It is named after the Long March of Chinese communist history. The Shenzhou spacecraft is launched on the Long March rocket. As of 2003, the main stages of Long March rockets use storable propellants with UDMH as fuel and N2O4 as oxidizer as well as solid booster rockets.
The Long March rocket is related to early versions of the Dongfeng missile (note that Dongfeng is the generic Chinese name for all of its land ICBM's). However, like its counterparts in both the United States and in Russian, the differing needs of space rockets and strategic missiles have caused developed of space rockets and missiles to diverge. The main goal of a space rocket is to maximize payload, while strategic missiles increasing throw weight is much less important than the ability to launch quickly and to survive a first strike.

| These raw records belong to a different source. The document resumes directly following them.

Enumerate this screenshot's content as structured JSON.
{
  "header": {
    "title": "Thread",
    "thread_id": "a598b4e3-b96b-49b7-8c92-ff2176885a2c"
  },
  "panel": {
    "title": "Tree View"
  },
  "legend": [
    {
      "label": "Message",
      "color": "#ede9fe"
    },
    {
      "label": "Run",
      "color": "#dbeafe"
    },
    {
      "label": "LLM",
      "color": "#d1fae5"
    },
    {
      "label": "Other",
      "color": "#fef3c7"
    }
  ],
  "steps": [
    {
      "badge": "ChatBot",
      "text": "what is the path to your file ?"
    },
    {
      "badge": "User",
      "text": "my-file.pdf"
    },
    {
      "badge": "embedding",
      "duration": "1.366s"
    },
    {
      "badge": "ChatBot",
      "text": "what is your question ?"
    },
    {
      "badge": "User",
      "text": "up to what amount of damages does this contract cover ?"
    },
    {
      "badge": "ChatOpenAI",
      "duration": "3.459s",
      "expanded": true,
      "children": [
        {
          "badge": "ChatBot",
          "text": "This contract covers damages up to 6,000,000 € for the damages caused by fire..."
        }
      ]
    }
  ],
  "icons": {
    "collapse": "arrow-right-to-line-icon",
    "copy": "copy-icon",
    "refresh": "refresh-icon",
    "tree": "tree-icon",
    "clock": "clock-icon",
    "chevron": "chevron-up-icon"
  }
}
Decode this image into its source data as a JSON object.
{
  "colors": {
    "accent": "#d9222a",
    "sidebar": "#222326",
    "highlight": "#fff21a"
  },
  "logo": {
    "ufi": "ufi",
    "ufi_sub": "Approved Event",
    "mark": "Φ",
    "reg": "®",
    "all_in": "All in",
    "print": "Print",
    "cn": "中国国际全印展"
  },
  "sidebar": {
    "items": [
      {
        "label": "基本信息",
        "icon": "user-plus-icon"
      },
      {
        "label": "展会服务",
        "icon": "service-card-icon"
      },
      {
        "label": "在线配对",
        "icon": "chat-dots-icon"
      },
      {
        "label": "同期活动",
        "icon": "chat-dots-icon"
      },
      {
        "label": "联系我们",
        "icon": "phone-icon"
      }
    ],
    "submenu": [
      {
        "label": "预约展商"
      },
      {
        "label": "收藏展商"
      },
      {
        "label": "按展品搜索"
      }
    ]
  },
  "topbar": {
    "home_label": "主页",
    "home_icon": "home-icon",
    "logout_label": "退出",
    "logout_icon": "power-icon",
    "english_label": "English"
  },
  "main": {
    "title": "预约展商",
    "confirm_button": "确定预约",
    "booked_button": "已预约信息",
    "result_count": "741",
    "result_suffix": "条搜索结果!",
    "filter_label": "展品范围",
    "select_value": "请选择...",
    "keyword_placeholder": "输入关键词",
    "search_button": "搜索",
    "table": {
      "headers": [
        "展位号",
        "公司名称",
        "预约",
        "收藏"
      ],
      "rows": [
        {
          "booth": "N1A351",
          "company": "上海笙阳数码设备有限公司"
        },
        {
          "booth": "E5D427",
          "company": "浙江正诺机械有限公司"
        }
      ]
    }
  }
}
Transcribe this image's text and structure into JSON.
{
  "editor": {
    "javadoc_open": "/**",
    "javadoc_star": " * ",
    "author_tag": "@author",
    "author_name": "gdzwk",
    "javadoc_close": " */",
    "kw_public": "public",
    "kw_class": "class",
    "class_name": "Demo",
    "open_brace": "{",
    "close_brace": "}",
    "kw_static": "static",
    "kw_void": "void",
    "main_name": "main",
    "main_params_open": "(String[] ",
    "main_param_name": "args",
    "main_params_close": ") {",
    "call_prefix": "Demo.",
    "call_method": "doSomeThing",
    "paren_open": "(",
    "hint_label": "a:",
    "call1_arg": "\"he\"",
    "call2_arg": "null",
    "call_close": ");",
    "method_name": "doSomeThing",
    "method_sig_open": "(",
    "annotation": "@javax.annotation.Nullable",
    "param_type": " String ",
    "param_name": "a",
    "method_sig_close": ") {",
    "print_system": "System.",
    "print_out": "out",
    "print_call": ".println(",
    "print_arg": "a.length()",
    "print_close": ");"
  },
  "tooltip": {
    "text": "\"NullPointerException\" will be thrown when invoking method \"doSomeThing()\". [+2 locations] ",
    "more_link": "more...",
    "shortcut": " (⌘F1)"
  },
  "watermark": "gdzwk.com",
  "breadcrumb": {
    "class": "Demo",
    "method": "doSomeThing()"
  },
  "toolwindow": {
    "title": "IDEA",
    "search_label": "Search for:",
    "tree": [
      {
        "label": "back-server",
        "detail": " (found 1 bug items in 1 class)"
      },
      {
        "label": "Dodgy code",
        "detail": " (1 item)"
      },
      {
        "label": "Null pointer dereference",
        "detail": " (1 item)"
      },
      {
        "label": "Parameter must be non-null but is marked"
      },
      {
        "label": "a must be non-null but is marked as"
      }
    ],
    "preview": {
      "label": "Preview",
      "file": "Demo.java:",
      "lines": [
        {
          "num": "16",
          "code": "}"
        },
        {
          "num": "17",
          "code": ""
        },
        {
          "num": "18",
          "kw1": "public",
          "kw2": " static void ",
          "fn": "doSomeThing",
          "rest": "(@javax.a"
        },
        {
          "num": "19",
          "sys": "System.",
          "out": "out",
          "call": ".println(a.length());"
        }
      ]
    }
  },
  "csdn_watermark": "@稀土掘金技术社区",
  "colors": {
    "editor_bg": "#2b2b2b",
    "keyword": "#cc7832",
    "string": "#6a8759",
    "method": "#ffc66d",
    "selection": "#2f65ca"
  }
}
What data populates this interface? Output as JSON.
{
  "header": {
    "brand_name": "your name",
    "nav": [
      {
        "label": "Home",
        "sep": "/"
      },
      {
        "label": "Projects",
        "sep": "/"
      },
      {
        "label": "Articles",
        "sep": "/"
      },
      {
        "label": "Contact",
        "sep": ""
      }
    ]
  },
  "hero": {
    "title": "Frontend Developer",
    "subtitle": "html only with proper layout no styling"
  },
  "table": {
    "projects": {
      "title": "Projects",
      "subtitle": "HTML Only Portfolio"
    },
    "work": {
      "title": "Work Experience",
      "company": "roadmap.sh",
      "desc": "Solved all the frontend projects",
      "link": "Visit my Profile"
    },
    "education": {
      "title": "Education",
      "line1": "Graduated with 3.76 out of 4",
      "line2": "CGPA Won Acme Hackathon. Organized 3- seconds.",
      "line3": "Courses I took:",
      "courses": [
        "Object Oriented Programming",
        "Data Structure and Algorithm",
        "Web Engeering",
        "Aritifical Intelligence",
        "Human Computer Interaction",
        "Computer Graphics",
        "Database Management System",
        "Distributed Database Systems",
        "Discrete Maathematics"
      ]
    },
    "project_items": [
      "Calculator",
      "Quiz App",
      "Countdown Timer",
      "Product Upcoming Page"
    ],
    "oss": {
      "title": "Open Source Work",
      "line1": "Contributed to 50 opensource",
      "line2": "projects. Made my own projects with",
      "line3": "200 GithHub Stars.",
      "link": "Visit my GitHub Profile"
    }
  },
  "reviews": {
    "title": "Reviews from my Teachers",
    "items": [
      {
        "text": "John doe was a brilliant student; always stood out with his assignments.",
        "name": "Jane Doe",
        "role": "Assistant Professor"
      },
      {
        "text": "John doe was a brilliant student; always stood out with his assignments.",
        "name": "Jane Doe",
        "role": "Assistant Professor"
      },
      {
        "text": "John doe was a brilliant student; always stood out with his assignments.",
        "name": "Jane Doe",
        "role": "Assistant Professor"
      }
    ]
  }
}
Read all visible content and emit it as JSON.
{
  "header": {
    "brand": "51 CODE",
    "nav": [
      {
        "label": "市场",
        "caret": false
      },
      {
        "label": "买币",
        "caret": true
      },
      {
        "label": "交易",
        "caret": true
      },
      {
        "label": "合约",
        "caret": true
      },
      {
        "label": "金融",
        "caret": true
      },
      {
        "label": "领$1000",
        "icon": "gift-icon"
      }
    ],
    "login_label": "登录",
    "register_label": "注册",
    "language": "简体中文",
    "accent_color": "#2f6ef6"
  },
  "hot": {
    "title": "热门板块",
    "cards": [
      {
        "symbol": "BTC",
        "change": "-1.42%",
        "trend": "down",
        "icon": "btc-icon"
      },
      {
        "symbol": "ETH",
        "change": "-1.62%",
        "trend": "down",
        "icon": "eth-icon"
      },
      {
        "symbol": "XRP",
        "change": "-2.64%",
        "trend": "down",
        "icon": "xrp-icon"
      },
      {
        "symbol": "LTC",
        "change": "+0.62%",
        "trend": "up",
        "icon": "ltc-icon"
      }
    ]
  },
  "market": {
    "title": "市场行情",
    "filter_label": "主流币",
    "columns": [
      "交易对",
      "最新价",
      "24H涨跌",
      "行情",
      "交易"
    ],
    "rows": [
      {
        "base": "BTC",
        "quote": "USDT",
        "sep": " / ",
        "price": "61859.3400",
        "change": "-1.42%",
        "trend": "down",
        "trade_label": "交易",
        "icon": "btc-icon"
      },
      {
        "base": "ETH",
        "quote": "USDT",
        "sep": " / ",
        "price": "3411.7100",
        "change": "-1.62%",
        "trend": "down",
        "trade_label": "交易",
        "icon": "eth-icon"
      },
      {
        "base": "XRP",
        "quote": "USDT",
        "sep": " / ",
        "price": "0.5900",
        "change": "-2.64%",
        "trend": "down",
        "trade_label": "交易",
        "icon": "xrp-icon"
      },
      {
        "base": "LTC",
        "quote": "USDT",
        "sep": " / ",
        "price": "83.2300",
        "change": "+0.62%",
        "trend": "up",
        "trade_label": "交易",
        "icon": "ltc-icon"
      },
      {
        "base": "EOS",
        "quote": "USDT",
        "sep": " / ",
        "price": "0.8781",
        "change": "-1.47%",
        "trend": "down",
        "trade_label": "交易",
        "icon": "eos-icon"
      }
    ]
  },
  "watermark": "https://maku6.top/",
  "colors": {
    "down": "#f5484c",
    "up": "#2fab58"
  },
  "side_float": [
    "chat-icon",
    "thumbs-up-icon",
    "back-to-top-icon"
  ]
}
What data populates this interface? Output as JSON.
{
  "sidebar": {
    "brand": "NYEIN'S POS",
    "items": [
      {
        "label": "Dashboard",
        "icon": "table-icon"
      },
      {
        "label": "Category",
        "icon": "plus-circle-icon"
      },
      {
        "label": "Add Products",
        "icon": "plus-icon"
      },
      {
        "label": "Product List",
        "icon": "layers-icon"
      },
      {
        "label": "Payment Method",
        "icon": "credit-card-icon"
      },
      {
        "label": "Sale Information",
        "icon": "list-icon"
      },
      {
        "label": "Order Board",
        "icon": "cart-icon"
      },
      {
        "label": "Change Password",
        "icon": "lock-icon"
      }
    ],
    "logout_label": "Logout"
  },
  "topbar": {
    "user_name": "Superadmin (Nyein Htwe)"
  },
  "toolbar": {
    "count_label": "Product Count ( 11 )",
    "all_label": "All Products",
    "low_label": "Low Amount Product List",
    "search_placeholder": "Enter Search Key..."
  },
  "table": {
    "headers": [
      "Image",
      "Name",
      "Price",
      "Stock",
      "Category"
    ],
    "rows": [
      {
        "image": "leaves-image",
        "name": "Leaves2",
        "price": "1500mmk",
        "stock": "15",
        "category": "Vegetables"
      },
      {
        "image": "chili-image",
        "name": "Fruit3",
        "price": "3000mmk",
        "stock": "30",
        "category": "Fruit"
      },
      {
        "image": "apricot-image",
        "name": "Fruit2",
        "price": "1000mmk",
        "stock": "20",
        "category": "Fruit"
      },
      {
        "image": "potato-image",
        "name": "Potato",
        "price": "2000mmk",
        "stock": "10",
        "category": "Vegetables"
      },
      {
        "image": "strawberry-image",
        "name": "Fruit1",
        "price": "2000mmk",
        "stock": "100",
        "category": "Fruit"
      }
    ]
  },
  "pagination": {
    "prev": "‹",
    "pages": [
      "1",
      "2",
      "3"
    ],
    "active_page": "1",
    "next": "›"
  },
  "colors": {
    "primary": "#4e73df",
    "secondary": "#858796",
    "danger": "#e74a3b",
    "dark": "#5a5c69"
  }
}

This divergence has become clear in the next generation of Long March rockets which use cryogenic propellants in sharp contrast to the next generation of strategic missiles which are mobile and solid fueled.
The PRC launched its first satellite, known as Dongfanghong 1 ("the East is Red"), to Earth orbit on its own Long March space rocket on April 24, 1970, becoming the fifth nation to achieve independent launch capability.
Most of the commercial satellite launches of Long March vehicles have been from Xichang Satellite Launch Center, located in Xichang, Sichuan province. Long March launches also take place from the more military oriented Jiuquan Satellite Launch Center in Gansu province from which the manned Shenzhou spacecraft also comes from.
China markets launch services under the Great Wall Industrial Corporation. Its efforts to launch communications satellites were dealt a blow in the mid-1990's after the United States stopped issuing export licenses to companies to allow them to launch on Chinese satellites out of fear that this would help China's military.